We all bring our collective experience to bear on the dilemmas and decisions of today. For some of us that experience is more extensive than others. Every now and then we find it our duty to sit back and reflect on how we have come to have the convictions we do about good and bad practices, right and wrong decisions, fact and fiction. Herewith we offer not the top ten, but a quite digestible six best practices that will ensure success in closing and integrating your next acquisition.

1. Plan for aggressive synergies. Make sure to stretch them far enough to make the deal ROI appealing to the Board. In the current fully priced environment, it is harder and harder to get Board approval, but don’t let that get in the way of a good acquisition. As one division head said, “Look, the key for the management team is to get the deal done. We can always figure out how to make the economics work once we have the scale that the deal brings us.”

2. Limit the scope and scale of pre-closing visits. Employees will get wind of the situation and start worrying about their jobs instead of getting work done. One due diligence project leader told us, “We have learned the hard way that employee distraction accounts for declines in sales and profit in the first year of a deal. We didn’t want to spook anybody with the fact that we were buying the company, so we did our best to conduct our discussions only at the highest level, and only off site.”

3. Focus due diligence activities where they will pay off the most – the financial and legal downside risks. New products and customer segments are what the seller likes to use to distract you from seeing the business clearly. Said one Business Development VP, “We have found that it’s far better to forecast cost savings and efficiency synergies than to figure out how to grow the top line. Besides, you can’t take upside potential to the bank.”

4. Avoid devoting scarce resources on people issues, or the link between the target company’s culture and their results. As one Integration Manager told us, “That culture difference stuff is bogus. There’s really nothing we can do about culture; either they buy in to our culture or it’s time for someone to hit the road. Anyway, people will want to keep their jobs, so I’m sure they’ll jump on board once they know the drill.”

5. Do not involve too many target company managers in merger planning. And after closing, try to keep them from generating too many new ideas that will prevent you meeting your commitment to the Board. As one CFO said to us recently, “We knew what we wanted to do with the business.
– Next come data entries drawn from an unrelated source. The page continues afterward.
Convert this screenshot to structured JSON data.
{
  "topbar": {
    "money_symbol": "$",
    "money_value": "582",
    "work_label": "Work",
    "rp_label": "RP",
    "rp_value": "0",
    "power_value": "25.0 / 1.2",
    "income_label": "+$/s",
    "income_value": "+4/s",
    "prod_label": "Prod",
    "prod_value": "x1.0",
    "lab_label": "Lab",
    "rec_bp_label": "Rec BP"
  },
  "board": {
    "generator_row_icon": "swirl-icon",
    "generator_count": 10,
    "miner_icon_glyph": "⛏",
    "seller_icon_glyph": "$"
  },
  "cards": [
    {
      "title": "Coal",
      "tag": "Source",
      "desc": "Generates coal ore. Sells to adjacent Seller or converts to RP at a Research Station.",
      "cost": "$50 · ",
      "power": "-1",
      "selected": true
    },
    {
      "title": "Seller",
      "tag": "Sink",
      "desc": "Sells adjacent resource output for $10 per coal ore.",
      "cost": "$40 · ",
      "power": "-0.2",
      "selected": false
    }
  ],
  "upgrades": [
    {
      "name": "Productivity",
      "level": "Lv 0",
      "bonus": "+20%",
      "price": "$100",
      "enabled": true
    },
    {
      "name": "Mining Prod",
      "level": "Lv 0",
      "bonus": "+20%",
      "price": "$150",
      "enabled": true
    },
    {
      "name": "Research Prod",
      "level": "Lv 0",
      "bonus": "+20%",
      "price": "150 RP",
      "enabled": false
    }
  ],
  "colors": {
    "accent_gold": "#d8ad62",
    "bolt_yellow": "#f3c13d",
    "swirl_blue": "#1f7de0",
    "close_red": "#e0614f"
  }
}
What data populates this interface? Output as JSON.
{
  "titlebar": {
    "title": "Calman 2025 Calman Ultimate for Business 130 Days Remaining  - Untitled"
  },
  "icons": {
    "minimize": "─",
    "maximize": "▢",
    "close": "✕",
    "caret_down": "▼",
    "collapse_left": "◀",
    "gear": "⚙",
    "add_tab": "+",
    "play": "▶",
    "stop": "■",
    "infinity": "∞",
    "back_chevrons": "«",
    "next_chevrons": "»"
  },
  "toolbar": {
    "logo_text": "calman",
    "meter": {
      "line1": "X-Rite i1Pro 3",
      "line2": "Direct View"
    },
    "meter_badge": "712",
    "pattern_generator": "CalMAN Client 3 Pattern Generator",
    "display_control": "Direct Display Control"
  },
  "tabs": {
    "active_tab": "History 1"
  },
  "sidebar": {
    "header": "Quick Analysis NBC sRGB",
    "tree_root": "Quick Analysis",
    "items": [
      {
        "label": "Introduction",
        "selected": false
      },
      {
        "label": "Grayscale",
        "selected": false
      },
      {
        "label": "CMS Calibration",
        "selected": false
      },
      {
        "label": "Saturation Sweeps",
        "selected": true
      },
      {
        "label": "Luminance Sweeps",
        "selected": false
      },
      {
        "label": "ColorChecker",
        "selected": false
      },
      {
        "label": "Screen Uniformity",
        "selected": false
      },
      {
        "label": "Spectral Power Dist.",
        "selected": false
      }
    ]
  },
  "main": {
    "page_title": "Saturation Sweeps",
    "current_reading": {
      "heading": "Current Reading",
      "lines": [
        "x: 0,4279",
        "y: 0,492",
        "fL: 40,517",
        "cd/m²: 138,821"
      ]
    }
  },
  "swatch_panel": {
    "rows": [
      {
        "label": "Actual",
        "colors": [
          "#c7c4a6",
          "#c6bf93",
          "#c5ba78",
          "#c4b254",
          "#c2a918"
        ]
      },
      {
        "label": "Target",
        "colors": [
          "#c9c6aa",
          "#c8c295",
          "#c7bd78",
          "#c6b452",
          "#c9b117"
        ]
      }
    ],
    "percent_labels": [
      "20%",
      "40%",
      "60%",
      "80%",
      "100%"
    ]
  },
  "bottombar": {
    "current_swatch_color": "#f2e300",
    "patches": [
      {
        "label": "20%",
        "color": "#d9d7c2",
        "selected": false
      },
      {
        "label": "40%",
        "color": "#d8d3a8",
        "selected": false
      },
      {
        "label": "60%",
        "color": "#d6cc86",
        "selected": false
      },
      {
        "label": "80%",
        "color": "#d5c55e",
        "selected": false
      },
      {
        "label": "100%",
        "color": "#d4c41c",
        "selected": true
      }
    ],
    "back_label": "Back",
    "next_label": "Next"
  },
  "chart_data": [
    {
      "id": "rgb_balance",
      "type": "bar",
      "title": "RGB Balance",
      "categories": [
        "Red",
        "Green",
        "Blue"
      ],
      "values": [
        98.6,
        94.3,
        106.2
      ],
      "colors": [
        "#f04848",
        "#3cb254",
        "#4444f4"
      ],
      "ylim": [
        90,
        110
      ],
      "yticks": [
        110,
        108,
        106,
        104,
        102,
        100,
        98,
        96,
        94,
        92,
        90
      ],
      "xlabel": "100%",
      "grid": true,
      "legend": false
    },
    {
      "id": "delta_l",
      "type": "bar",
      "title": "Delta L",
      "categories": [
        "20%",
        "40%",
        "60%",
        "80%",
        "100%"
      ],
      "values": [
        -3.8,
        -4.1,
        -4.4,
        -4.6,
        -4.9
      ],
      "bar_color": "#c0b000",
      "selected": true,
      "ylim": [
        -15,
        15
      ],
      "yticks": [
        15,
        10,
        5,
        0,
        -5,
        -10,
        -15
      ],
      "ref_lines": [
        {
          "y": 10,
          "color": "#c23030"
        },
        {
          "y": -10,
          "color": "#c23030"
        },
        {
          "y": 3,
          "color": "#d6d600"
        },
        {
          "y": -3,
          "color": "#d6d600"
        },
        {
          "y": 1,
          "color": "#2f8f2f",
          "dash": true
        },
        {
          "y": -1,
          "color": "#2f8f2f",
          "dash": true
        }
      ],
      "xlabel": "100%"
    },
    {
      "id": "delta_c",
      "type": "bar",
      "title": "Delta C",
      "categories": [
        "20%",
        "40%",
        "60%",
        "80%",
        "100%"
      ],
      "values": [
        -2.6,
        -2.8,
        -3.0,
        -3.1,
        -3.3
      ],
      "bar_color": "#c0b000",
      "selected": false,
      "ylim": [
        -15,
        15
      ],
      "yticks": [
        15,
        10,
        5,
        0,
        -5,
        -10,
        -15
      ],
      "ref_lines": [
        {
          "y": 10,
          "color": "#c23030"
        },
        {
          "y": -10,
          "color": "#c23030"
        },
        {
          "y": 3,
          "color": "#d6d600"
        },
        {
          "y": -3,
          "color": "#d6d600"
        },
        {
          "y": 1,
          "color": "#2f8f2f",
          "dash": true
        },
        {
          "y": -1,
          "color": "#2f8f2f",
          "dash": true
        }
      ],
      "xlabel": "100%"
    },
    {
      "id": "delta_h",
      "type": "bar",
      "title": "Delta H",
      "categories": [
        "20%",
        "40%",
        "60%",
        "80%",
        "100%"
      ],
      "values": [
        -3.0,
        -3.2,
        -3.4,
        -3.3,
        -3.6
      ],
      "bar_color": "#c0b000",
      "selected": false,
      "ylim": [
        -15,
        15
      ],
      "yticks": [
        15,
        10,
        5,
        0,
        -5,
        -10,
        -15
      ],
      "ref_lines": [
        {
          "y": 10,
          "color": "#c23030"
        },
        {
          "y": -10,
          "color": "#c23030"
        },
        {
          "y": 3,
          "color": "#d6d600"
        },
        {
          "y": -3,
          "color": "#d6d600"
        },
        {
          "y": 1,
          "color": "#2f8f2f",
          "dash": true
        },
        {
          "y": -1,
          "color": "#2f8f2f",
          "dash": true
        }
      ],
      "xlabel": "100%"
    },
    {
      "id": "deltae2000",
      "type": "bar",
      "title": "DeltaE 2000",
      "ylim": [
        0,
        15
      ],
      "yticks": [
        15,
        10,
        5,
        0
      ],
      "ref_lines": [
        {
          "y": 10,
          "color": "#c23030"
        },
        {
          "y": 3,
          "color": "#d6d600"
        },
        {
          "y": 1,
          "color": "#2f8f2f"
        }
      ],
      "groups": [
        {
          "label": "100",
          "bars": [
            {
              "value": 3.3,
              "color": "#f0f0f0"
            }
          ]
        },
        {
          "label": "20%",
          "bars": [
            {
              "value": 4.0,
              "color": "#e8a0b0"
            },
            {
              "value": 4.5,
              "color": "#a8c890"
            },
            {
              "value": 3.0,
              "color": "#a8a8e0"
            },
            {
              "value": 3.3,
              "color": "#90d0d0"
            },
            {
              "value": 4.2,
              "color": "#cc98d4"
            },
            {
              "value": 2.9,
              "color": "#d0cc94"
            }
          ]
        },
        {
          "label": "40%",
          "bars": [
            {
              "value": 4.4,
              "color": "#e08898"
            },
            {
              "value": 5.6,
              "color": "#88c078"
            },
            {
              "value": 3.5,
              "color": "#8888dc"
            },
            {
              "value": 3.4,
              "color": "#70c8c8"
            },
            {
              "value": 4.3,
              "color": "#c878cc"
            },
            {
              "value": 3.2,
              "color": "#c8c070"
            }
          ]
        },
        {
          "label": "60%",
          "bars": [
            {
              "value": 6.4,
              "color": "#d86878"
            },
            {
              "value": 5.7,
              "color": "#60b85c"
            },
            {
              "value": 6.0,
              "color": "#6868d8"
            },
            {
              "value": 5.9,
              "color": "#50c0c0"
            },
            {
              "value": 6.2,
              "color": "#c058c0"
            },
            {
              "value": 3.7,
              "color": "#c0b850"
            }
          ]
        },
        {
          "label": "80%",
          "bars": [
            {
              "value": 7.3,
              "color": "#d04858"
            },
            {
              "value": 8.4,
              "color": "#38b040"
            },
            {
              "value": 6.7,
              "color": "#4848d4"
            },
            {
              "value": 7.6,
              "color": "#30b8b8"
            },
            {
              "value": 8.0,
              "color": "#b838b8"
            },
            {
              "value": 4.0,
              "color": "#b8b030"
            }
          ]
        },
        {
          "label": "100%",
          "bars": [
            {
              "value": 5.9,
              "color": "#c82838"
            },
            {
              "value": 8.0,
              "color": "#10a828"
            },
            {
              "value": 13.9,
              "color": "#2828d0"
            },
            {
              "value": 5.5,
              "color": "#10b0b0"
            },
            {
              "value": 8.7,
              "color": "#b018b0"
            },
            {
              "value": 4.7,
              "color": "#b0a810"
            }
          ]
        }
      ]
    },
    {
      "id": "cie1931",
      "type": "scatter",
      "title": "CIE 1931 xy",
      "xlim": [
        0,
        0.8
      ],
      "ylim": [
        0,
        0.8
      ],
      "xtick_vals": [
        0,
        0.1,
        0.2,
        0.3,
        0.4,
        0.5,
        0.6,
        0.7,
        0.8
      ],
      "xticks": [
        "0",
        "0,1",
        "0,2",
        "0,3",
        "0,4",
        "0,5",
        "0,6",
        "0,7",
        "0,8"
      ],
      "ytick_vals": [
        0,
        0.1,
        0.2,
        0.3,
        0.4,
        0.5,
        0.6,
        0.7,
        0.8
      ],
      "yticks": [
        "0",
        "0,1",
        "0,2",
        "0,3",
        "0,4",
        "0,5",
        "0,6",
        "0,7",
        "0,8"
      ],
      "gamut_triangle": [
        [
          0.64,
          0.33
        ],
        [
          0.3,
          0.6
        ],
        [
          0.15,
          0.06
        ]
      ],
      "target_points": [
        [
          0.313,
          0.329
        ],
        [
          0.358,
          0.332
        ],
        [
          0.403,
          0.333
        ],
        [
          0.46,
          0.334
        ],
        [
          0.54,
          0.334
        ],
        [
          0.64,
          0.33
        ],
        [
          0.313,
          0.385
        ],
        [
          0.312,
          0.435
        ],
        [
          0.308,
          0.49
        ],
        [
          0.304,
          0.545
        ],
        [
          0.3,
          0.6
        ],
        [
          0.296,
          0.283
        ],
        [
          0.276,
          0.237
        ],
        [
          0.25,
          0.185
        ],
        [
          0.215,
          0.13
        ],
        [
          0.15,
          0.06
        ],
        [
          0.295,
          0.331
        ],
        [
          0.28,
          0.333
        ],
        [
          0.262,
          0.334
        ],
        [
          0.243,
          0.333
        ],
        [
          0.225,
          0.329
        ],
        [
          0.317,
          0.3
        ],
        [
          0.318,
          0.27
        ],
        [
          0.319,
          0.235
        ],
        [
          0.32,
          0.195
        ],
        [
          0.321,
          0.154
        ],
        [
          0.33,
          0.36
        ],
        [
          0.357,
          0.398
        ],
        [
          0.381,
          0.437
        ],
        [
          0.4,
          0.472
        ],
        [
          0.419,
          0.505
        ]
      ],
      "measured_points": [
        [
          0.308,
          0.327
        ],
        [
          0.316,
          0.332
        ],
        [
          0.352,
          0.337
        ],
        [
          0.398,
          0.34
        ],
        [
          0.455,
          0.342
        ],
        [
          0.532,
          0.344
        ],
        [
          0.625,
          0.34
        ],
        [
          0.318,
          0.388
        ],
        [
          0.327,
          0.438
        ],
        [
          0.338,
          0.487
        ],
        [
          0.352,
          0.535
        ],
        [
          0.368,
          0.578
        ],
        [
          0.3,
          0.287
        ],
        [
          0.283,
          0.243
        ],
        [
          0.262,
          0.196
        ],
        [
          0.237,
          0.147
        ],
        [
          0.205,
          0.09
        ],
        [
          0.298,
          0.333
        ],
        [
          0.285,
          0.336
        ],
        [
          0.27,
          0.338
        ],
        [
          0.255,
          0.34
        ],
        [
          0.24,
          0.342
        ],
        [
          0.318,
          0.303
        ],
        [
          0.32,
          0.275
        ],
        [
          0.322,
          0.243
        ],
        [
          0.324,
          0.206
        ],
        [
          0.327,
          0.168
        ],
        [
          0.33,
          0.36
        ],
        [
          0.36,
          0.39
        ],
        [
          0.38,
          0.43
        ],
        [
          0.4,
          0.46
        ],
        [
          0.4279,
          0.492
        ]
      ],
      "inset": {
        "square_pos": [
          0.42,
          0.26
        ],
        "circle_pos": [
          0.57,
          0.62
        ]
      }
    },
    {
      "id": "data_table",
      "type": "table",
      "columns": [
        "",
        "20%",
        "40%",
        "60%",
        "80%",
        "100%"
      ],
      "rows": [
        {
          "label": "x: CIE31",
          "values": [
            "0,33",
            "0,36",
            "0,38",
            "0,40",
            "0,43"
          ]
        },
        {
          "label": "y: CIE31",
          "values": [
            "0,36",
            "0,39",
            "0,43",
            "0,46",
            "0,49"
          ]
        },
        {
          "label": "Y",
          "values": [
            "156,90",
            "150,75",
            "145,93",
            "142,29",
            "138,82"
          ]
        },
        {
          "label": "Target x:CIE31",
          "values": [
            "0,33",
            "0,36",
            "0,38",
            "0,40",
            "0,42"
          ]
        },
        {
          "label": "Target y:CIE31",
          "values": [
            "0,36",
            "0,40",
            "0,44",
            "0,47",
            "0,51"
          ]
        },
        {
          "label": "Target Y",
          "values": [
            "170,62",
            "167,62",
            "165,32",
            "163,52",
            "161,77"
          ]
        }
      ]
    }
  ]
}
Hey, if they were so good, why were they selling it, anyway?.”

6. Be sure to leave the acquired business alone for at least a year or two. It’s not a good idea to tie the management down with integration activities that will just distract them from their business. The CEO made it clear, “We need them to meet the plan in our board paper. We can always integrate them into our systems and processes as part of next year’s plan. That stuff’s not strategic.”

So, forearmed with these absolutely serious nuggets of outstanding integration practices, go out and make that deal!